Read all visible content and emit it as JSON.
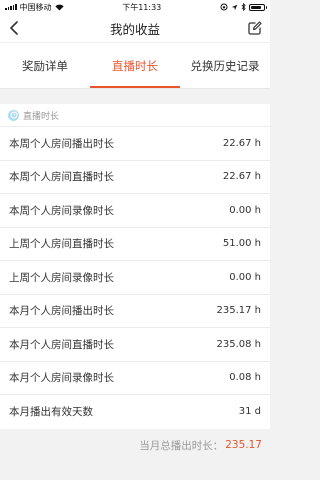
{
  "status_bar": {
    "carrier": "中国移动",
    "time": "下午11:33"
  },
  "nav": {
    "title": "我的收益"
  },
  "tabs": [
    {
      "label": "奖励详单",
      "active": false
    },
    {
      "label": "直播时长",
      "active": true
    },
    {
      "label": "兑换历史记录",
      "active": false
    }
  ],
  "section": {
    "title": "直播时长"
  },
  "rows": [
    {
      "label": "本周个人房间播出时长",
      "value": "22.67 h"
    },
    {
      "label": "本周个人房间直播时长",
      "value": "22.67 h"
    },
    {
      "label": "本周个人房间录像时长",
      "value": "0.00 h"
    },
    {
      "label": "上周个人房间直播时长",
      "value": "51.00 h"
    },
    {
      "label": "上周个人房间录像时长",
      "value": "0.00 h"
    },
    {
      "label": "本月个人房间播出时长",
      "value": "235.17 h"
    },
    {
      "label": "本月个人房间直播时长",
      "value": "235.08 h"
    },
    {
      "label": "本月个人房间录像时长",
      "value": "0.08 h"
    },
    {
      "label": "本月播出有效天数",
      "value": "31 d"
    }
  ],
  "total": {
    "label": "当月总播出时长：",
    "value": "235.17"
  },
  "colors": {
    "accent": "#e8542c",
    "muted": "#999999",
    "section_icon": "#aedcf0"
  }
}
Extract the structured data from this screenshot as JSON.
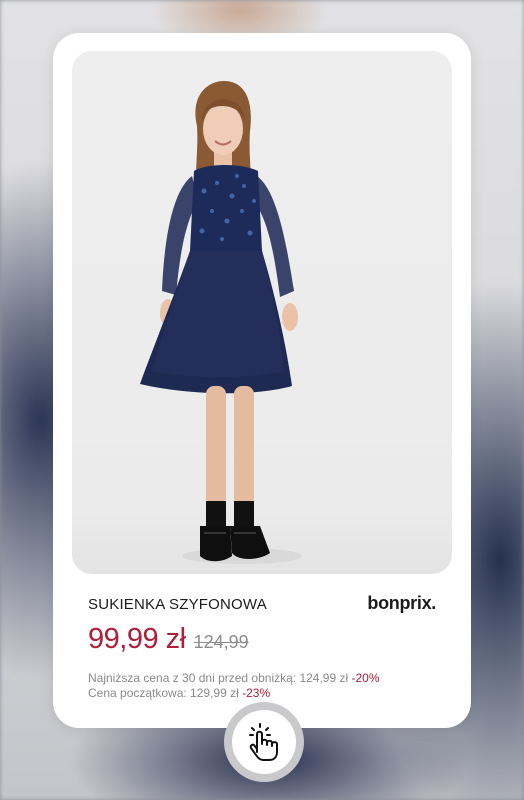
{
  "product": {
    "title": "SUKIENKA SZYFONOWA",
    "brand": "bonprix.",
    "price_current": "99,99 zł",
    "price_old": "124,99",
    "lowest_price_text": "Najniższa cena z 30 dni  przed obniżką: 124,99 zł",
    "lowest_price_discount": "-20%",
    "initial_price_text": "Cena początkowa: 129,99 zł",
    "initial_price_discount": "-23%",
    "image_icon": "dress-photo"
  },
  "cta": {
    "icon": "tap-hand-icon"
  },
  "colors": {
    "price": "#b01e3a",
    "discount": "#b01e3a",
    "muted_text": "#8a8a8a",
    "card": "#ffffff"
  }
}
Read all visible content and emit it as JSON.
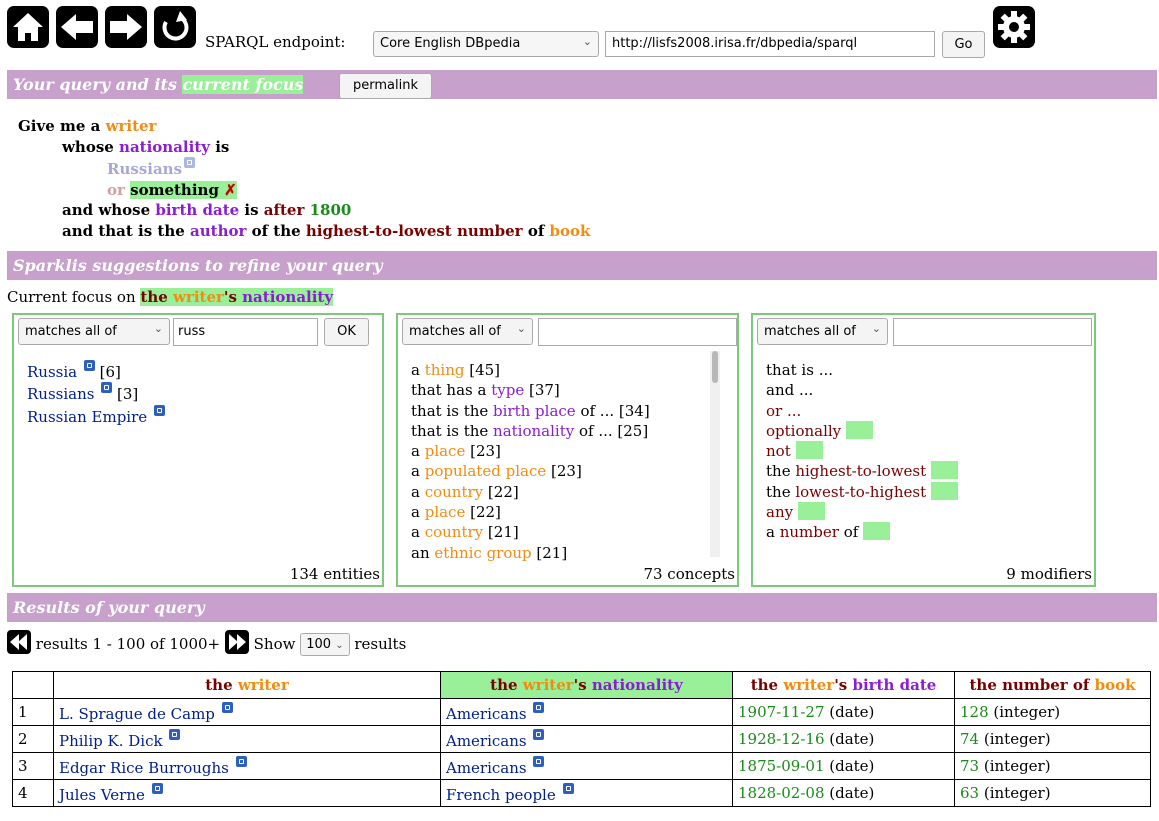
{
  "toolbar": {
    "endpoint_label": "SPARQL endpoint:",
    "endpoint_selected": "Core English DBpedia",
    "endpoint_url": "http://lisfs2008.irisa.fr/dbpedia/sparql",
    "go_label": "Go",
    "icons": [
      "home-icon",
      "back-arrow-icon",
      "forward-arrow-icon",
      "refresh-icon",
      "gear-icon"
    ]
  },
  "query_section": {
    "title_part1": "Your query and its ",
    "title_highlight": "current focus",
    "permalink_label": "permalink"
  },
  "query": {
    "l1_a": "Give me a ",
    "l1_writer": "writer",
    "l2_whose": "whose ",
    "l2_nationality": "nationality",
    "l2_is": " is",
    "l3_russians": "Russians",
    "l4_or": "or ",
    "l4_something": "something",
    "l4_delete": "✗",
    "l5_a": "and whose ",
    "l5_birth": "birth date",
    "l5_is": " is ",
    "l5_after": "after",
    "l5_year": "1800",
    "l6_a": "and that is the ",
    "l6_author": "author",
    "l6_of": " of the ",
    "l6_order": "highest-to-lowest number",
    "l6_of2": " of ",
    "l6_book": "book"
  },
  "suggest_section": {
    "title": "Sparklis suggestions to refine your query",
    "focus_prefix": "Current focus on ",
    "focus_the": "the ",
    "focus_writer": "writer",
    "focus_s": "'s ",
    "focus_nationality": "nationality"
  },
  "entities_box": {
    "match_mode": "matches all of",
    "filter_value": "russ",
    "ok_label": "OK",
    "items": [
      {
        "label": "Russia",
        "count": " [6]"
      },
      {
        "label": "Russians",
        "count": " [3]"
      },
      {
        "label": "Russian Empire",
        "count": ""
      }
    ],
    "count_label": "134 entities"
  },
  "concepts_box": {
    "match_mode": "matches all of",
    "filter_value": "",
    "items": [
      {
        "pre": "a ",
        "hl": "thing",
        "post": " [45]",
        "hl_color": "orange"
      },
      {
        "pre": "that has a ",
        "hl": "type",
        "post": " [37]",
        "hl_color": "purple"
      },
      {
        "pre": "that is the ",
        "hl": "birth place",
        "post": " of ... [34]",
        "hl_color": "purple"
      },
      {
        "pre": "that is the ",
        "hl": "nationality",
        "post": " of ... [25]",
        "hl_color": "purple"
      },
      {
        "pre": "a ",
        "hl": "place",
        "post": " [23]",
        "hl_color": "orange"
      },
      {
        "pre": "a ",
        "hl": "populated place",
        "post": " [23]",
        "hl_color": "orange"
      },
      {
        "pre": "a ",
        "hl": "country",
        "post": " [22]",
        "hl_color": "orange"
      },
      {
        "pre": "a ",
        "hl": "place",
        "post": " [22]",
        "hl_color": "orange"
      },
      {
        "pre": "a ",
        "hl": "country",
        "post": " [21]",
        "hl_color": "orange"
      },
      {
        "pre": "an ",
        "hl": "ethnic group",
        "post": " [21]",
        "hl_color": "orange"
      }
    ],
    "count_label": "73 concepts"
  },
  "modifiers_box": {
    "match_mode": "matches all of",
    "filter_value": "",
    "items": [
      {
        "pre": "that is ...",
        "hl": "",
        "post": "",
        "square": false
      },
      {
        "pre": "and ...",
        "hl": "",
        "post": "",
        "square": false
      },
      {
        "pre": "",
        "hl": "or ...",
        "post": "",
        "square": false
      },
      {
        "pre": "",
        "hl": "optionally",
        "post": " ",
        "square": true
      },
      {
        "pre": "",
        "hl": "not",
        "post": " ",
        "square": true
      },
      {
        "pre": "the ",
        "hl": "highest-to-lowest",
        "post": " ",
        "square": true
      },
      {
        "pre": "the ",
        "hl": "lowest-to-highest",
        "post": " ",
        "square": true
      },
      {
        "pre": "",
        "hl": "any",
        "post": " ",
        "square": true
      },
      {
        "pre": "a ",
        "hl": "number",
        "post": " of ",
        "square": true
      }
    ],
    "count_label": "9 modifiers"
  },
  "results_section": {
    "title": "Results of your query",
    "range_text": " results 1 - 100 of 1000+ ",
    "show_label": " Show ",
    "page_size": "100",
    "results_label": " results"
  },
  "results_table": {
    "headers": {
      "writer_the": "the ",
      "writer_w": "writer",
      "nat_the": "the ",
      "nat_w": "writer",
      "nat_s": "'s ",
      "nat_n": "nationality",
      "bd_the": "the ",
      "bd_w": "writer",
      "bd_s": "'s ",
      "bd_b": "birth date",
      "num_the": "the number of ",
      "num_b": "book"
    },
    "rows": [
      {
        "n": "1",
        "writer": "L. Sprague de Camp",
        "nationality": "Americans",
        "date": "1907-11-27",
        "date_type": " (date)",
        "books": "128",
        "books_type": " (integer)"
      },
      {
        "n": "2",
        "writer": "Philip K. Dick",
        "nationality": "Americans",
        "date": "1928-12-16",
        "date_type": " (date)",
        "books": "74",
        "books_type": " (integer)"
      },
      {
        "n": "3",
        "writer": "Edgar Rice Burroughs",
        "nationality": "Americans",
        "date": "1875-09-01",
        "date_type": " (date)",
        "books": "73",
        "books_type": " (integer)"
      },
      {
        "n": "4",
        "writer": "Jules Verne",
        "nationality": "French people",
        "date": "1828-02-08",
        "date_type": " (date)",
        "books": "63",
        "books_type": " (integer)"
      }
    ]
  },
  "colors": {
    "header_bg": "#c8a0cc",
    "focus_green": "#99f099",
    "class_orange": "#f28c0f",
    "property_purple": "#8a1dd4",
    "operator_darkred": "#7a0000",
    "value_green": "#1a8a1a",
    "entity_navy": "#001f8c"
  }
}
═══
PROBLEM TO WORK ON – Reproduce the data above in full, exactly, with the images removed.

COMPLETED TASK –
Read all visible content and emit it as JSON.
{
  "status_bar": {
    "carrier": "中国移动",
    "time": "下午11:33"
  },
  "nav": {
    "title": "我的收益"
  },
  "tabs": [
    {
      "label": "奖励详单",
      "active": false
    },
    {
      "label": "直播时长",
      "active": true
    },
    {
      "label": "兑换历史记录",
      "active": false
    }
  ],
  "section": {
    "title": "直播时长"
  },
  "rows": [
    {
      "label": "本周个人房间播出时长",
      "value": "22.67 h"
    },
    {
      "label": "本周个人房间直播时长",
      "value": "22.67 h"
    },
    {
      "label": "本周个人房间录像时长",
      "value": "0.00 h"
    },
    {
      "label": "上周个人房间直播时长",
      "value": "51.00 h"
    },
    {
      "label": "上周个人房间录像时长",
      "value": "0.00 h"
    },
    {
      "label": "本月个人房间播出时长",
      "value": "235.17 h"
    },
    {
      "label": "本月个人房间直播时长",
      "value": "235.08 h"
    },
    {
      "label": "本月个人房间录像时长",
      "value": "0.08 h"
    },
    {
      "label": "本月播出有效天数",
      "value": "31 d"
    }
  ],
  "total": {
    "label": "当月总播出时长：",
    "value": "235.17"
  },
  "colors": {
    "accent": "#e8542c",
    "muted": "#999999",
    "section_icon": "#aedcf0"
  }
}
Extract the structured data from this screenshot as JSON.
{
  "product": {
    "title": "SUKIENKA SZYFONOWA",
    "brand": "bonprix.",
    "price_current": "99,99 zł",
    "price_old": "124,99",
    "lowest_price_text": "Najniższa cena z 30 dni  przed obniżką: 124,99 zł",
    "lowest_price_discount": "-20%",
    "initial_price_text": "Cena początkowa: 129,99 zł",
    "initial_price_discount": "-23%",
    "image_icon": "dress-photo"
  },
  "cta": {
    "icon": "tap-hand-icon"
  },
  "colors": {
    "price": "#b01e3a",
    "discount": "#b01e3a",
    "muted_text": "#8a8a8a",
    "card": "#ffffff"
  }
}
Read all visible content and emit it as JSON.
{
  "toolbar": {
    "endpoint_label": "SPARQL endpoint:",
    "endpoint_selected": "Core English DBpedia",
    "endpoint_url": "http://lisfs2008.irisa.fr/dbpedia/sparql",
    "go_label": "Go",
    "icons": [
      "home-icon",
      "back-arrow-icon",
      "forward-arrow-icon",
      "refresh-icon",
      "gear-icon"
    ]
  },
  "query_section": {
    "title_part1": "Your query and its ",
    "title_highlight": "current focus",
    "permalink_label": "permalink"
  },
  "query": {
    "l1_a": "Give me a ",
    "l1_writer": "writer",
    "l2_whose": "whose ",
    "l2_nationality": "nationality",
    "l2_is": " is",
    "l3_russians": "Russians",
    "l4_or": "or ",
    "l4_something": "something",
    "l4_delete": "✗",
    "l5_a": "and whose ",
    "l5_birth": "birth date",
    "l5_is": " is ",
    "l5_after": "after",
    "l5_year": "1800",
    "l6_a": "and that is the ",
    "l6_author": "author",
    "l6_of": " of the ",
    "l6_order": "highest-to-lowest number",
    "l6_of2": " of ",
    "l6_book": "book"
  },
  "suggest_section": {
    "title": "Sparklis suggestions to refine your query",
    "focus_prefix": "Current focus on ",
    "focus_the": "the ",
    "focus_writer": "writer",
    "focus_s": "'s ",
    "focus_nationality": "nationality"
  },
  "entities_box": {
    "match_mode": "matches all of",
    "filter_value": "russ",
    "ok_label": "OK",
    "items": [
      {
        "label": "Russia",
        "count": " [6]"
      },
      {
        "label": "Russians",
        "count": " [3]"
      },
      {
        "label": "Russian Empire",
        "count": ""
      }
    ],
    "count_label": "134 entities"
  },
  "concepts_box": {
    "match_mode": "matches all of",
    "filter_value": "",
    "items": [
      {
        "pre": "a ",
        "hl": "thing",
        "post": " [45]",
        "hl_color": "orange"
      },
      {
        "pre": "that has a ",
        "hl": "type",
        "post": " [37]",
        "hl_color": "purple"
      },
      {
        "pre": "that is the ",
        "hl": "birth place",
        "post": " of ... [34]",
        "hl_color": "purple"
      },
      {
        "pre": "that is the ",
        "hl": "nationality",
        "post": " of ... [25]",
        "hl_color": "purple"
      },
      {
        "pre": "a ",
        "hl": "place",
        "post": " [23]",
        "hl_color": "orange"
      },
      {
        "pre": "a ",
        "hl": "populated place",
        "post": " [23]",
        "hl_color": "orange"
      },
      {
        "pre": "a ",
        "hl": "country",
        "post": " [22]",
        "hl_color": "orange"
      },
      {
        "pre": "a ",
        "hl": "place",
        "post": " [22]",
        "hl_color": "orange"
      },
      {
        "pre": "a ",
        "hl": "country",
        "post": " [21]",
        "hl_color": "orange"
      },
      {
        "pre": "an ",
        "hl": "ethnic group",
        "post": " [21]",
        "hl_color": "orange"
      }
    ],
    "count_label": "73 concepts"
  },
  "modifiers_box": {
    "match_mode": "matches all of",
    "filter_value": "",
    "items": [
      {
        "pre": "that is ...",
        "hl": "",
        "post": "",
        "square": false
      },
      {
        "pre": "and ...",
        "hl": "",
        "post": "",
        "square": false
      },
      {
        "pre": "",
        "hl": "or ...",
        "post": "",
        "square": false
      },
      {
        "pre": "",
        "hl": "optionally",
        "post": " ",
        "square": true
      },
      {
        "pre": "",
        "hl": "not",
        "post": " ",
        "square": true
      },
      {
        "pre": "the ",
        "hl": "highest-to-lowest",
        "post": " ",
        "square": true
      },
      {
        "pre": "the ",
        "hl": "lowest-to-highest",
        "post": " ",
        "square": true
      },
      {
        "pre": "",
        "hl": "any",
        "post": " ",
        "square": true
      },
      {
        "pre": "a ",
        "hl": "number",
        "post": " of ",
        "square": true
      }
    ],
    "count_label": "9 modifiers"
  },
  "results_section": {
    "title": "Results of your query",
    "range_text": " results 1 - 100 of 1000+ ",
    "show_label": " Show ",
    "page_size": "100",
    "results_label": " results"
  },
  "results_table": {
    "headers": {
      "writer_the": "the ",
      "writer_w": "writer",
      "nat_the": "the ",
      "nat_w": "writer",
      "nat_s": "'s ",
      "nat_n": "nationality",
      "bd_the": "the ",
      "bd_w": "writer",
      "bd_s": "'s ",
      "bd_b": "birth date",
      "num_the": "the number of ",
      "num_b": "book"
    },
    "rows": [
      {
        "n": "1",
        "writer": "L. Sprague de Camp",
        "nationality": "Americans",
        "date": "1907-11-27",
        "date_type": " (date)",
        "books": "128",
        "books_type": " (integer)"
      },
      {
        "n": "2",
        "writer": "Philip K. Dick",
        "nationality": "Americans",
        "date": "1928-12-16",
        "date_type": " (date)",
        "books": "74",
        "books_type": " (integer)"
      },
      {
        "n": "3",
        "writer": "Edgar Rice Burroughs",
        "nationality": "Americans",
        "date": "1875-09-01",
        "date_type": " (date)",
        "books": "73",
        "books_type": " (integer)"
      },
      {
        "n": "4",
        "writer": "Jules Verne",
        "nationality": "French people",
        "date": "1828-02-08",
        "date_type": " (date)",
        "books": "63",
        "books_type": " (integer)"
      }
    ]
  },
  "colors": {
    "header_bg": "#c8a0cc",
    "focus_green": "#99f099",
    "class_orange": "#f28c0f",
    "property_purple": "#8a1dd4",
    "operator_darkred": "#7a0000",
    "value_green": "#1a8a1a",
    "entity_navy": "#001f8c"
  }
}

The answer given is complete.